The lawsuit also said that in order to demonstrate the technology, NuCurrent provided Samsung with two wireless charging coils that perform better than Samsung’s own design.

NuCurrent allowed Samsung engineers to inspect its patented design and further provided Samsung engineers and executives with information on coil design, and why “NuCurrent coils outperform Samsung.”

In the months following the show, Samsung and NuCurrent continued to exchange information. The lawsuit stated: “Under the confidentiality agreement, Samsung began to routinely request NuCurrent to provide its wireless charging expertise and provide new samples.”

In early 2016, Samsung’s chief technology officer even personally visited NuCurrent’s office in Chicago to meet with the company’s representatives.

In the end, NuCurrent began to suspect that Samsung was not interested in closing the deal.

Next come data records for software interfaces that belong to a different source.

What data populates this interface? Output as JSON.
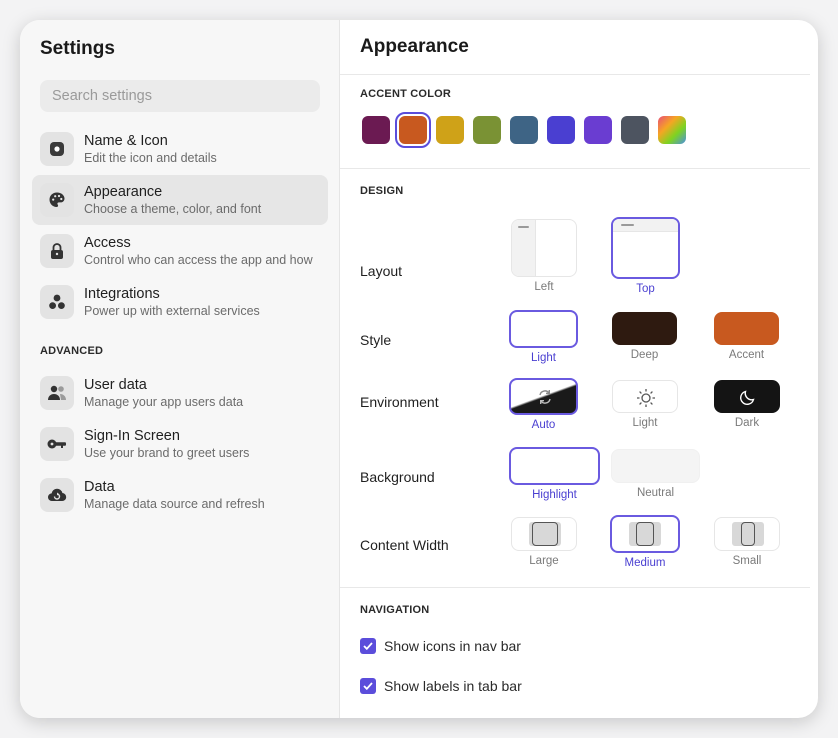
{
  "sidebar": {
    "title": "Settings",
    "search_placeholder": "Search settings",
    "items": [
      {
        "label": "Name & Icon",
        "sub": "Edit the icon and details"
      },
      {
        "label": "Appearance",
        "sub": "Choose a theme, color, and font"
      },
      {
        "label": "Access",
        "sub": "Control who can access the app and how"
      },
      {
        "label": "Integrations",
        "sub": "Power up with external services"
      }
    ],
    "advanced_label": "ADVANCED",
    "advanced_items": [
      {
        "label": "User data",
        "sub": "Manage your app users data"
      },
      {
        "label": "Sign-In Screen",
        "sub": "Use your brand to greet users"
      },
      {
        "label": "Data",
        "sub": "Manage data source and refresh"
      }
    ]
  },
  "main": {
    "title": "Appearance",
    "accent_label": "ACCENT COLOR",
    "accent_colors": [
      "#6b1a52",
      "#c8591f",
      "#cfa218",
      "#7a9234",
      "#3e6485",
      "#4a3fd1",
      "#6a3dd1",
      "#4d5460",
      "gradient"
    ],
    "selected_accent": "#c8591f",
    "design_label": "DESIGN",
    "layout": {
      "label": "Layout",
      "options": [
        "Left",
        "Top"
      ]
    },
    "style": {
      "label": "Style",
      "options": [
        "Light",
        "Deep",
        "Accent"
      ]
    },
    "environment": {
      "label": "Environment",
      "options": [
        "Auto",
        "Light",
        "Dark"
      ]
    },
    "background": {
      "label": "Background",
      "options": [
        "Highlight",
        "Neutral"
      ]
    },
    "content_width": {
      "label": "Content Width",
      "options": [
        "Large",
        "Medium",
        "Small"
      ]
    },
    "navigation_label": "NAVIGATION",
    "show_icons": "Show icons in nav bar",
    "show_labels": "Show labels in tab bar"
  }
}
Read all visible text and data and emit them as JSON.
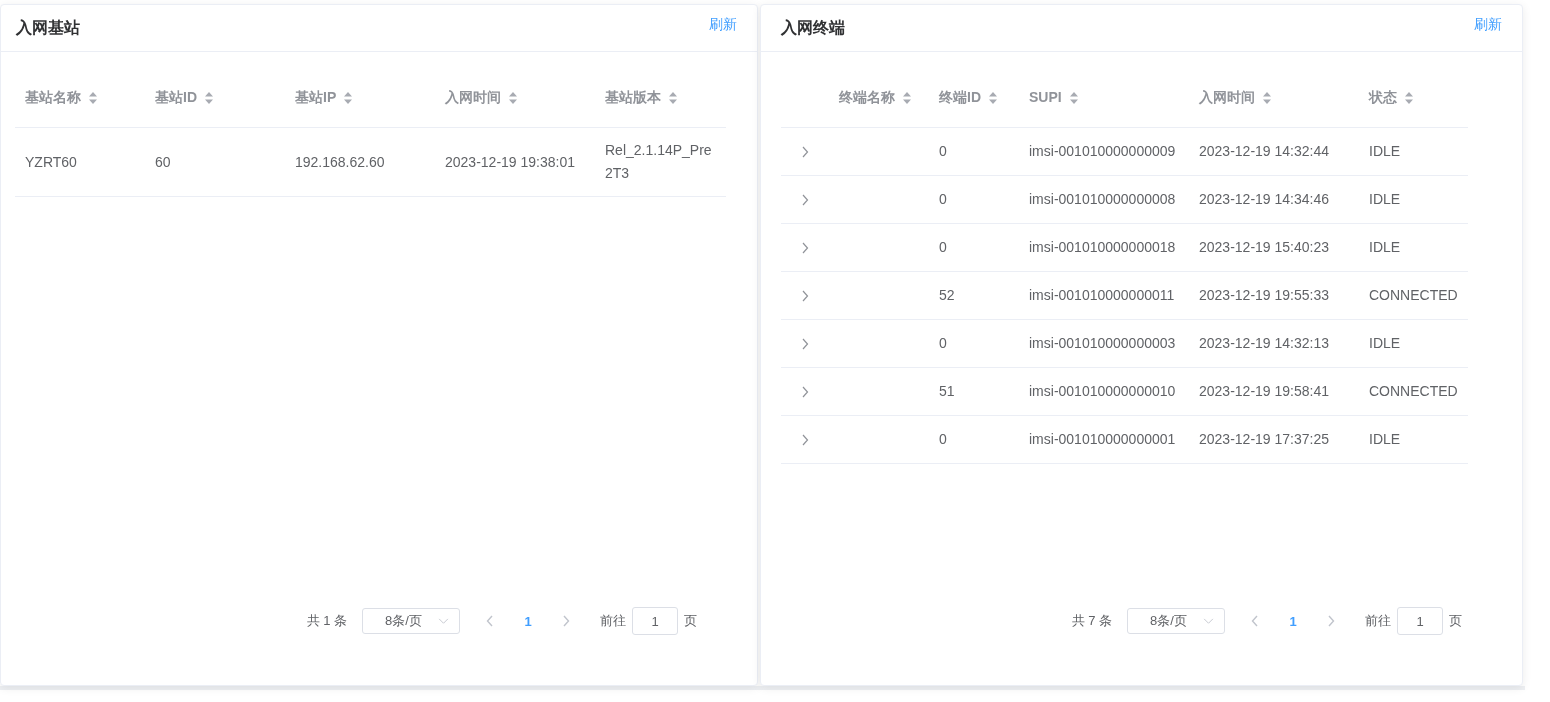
{
  "panels": [
    {
      "title": "入网基站",
      "refresh": "刷新",
      "table": {
        "columns": [
          "基站名称",
          "基站ID",
          "基站IP",
          "入网时间",
          "基站版本"
        ],
        "rows": [
          {
            "cells": [
              "YZRT60",
              "60",
              "192.168.62.60",
              "2023-12-19 19:38:01",
              "Rel_2.1.14P_Pre2T3"
            ]
          }
        ]
      },
      "pagination": {
        "total": "共 1 条",
        "page_size": "8条/页",
        "prev_disabled": true,
        "next_disabled": true,
        "pages": [
          {
            "label": "1",
            "selected": true
          }
        ],
        "goto_label": "前往",
        "goto_value": "1",
        "page_suffix": "页"
      }
    },
    {
      "title": "入网终端",
      "refresh": "刷新",
      "table": {
        "columns": [
          "终端名称",
          "终端ID",
          "SUPI",
          "入网时间",
          "状态"
        ],
        "rows": [
          {
            "expanded": false,
            "cells": [
              "",
              "0",
              "imsi-001010000000009",
              "2023-12-19 14:32:44",
              "IDLE"
            ]
          },
          {
            "expanded": false,
            "cells": [
              "",
              "0",
              "imsi-001010000000008",
              "2023-12-19 14:34:46",
              "IDLE"
            ]
          },
          {
            "expanded": false,
            "cells": [
              "",
              "0",
              "imsi-001010000000018",
              "2023-12-19 15:40:23",
              "IDLE"
            ]
          },
          {
            "expanded": false,
            "cells": [
              "",
              "52",
              "imsi-001010000000011",
              "2023-12-19 19:55:33",
              "CONNECTED"
            ]
          },
          {
            "expanded": false,
            "cells": [
              "",
              "0",
              "imsi-001010000000003",
              "2023-12-19 14:32:13",
              "IDLE"
            ]
          },
          {
            "expanded": false,
            "cells": [
              "",
              "51",
              "imsi-001010000000010",
              "2023-12-19 19:58:41",
              "CONNECTED"
            ]
          },
          {
            "expanded": false,
            "cells": [
              "",
              "0",
              "imsi-001010000000001",
              "2023-12-19 17:37:25",
              "IDLE"
            ]
          }
        ]
      },
      "pagination": {
        "total": "共 7 条",
        "page_size": "8条/页",
        "prev_disabled": true,
        "next_disabled": true,
        "pages": [
          {
            "label": "1",
            "selected": true
          }
        ],
        "goto_label": "前往",
        "goto_value": "1",
        "page_suffix": "页"
      }
    }
  ]
}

“In the spring of 2016, NuCurrent began to doubt whether this relationship would become a commercial application. NuCurrent has contributed a lot of time and resources to these projects under the confidentiality agreement but has made progress in cooperation with Samsung. May 2016 NuCurrent was invited to speak at a conference held by Samsung at Mountain View, California, but NuCurrent was frustrated because of Samsung’s lack of commitment and investment in the project. NuCurrent reminded Samsung that the two companies had not made any commercial progress.”

In short, NuCurrent believes that Samsung is only pretending to be interested in their technology, but it is actually just to steal the company’s intellectual property. NuCurrent requested the court to prohibit the sale of Galaxy S7 and S8, and asked Samsung to make compensation and pay legal fees.

Samsung has been known for stealing technologies and was sued for it as well. It could be that Samsung discovered the new coils by themselves with their R&D. Samsung is yet to comment on this whole fiasco.